Your goal ▸ Report the number of lines below in which the word "this" occurs. Nothing else is needed.

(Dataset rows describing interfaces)
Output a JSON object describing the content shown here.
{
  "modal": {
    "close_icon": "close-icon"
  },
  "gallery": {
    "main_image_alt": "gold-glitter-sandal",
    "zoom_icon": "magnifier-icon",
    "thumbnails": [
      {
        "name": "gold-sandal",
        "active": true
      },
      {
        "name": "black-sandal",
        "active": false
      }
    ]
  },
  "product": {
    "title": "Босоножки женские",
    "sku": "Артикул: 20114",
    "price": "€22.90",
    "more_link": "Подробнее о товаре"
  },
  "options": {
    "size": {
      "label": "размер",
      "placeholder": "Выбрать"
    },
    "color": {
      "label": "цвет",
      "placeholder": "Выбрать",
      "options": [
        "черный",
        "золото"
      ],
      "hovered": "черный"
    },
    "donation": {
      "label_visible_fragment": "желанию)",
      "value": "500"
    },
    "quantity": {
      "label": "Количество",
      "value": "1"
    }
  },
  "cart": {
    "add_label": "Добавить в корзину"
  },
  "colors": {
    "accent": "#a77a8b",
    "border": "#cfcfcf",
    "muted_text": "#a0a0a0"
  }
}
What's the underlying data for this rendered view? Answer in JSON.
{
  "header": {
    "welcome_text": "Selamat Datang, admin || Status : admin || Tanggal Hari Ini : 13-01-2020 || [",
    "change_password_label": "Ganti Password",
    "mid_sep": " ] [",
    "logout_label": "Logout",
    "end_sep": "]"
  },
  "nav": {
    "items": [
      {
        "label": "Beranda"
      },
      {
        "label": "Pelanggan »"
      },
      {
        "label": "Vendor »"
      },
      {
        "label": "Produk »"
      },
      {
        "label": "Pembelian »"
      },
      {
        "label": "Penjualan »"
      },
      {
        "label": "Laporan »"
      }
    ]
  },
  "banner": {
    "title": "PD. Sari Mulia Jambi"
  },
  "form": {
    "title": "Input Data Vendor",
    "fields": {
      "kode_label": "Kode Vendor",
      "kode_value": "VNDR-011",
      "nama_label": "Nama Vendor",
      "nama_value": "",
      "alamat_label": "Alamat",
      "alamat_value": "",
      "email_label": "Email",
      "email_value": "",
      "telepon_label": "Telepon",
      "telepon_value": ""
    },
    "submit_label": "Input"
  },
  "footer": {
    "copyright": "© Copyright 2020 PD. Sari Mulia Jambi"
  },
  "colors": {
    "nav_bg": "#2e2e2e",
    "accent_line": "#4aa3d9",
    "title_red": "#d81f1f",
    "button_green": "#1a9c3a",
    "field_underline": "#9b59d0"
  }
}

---

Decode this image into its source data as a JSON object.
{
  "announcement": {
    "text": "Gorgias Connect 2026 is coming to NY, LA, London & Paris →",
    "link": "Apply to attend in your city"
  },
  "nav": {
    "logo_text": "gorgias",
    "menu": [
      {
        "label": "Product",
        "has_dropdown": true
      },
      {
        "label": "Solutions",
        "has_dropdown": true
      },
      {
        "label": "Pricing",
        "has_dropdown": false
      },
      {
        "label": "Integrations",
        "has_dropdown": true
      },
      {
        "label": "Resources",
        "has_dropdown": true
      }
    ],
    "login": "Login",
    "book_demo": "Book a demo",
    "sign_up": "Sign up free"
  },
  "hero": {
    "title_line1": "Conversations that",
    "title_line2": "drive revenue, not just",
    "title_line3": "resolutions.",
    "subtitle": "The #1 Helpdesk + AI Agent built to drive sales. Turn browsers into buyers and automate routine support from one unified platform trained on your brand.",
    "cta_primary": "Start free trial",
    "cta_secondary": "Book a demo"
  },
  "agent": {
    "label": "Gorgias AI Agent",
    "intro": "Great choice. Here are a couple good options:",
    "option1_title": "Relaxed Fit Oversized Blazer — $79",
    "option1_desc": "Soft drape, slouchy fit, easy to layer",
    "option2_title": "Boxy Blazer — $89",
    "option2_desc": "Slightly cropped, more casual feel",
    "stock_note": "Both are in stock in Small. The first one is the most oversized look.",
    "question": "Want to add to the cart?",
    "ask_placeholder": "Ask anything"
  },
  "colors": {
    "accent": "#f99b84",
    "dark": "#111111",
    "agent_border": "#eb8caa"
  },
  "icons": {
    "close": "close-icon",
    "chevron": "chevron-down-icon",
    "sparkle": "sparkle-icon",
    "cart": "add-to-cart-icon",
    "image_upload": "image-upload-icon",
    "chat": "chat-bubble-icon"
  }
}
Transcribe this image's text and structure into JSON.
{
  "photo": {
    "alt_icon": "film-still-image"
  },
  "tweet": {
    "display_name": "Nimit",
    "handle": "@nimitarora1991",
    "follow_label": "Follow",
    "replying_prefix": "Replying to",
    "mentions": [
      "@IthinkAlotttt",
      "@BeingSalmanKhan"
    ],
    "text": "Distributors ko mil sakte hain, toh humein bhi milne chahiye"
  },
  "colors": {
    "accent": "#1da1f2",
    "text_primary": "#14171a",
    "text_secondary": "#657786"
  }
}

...

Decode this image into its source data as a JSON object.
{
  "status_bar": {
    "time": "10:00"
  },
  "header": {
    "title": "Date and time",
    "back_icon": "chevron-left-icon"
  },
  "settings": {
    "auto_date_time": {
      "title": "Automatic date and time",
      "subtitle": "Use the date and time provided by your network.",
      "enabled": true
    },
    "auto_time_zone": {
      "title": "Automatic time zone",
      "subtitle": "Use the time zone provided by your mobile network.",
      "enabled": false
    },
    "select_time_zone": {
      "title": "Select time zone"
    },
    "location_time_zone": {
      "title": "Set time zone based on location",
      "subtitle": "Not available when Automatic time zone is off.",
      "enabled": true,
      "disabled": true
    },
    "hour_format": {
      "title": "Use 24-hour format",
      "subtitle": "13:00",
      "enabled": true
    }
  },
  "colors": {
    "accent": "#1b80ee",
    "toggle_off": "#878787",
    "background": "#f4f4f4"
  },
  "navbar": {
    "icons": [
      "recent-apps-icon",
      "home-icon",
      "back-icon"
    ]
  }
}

Task output ▸ 4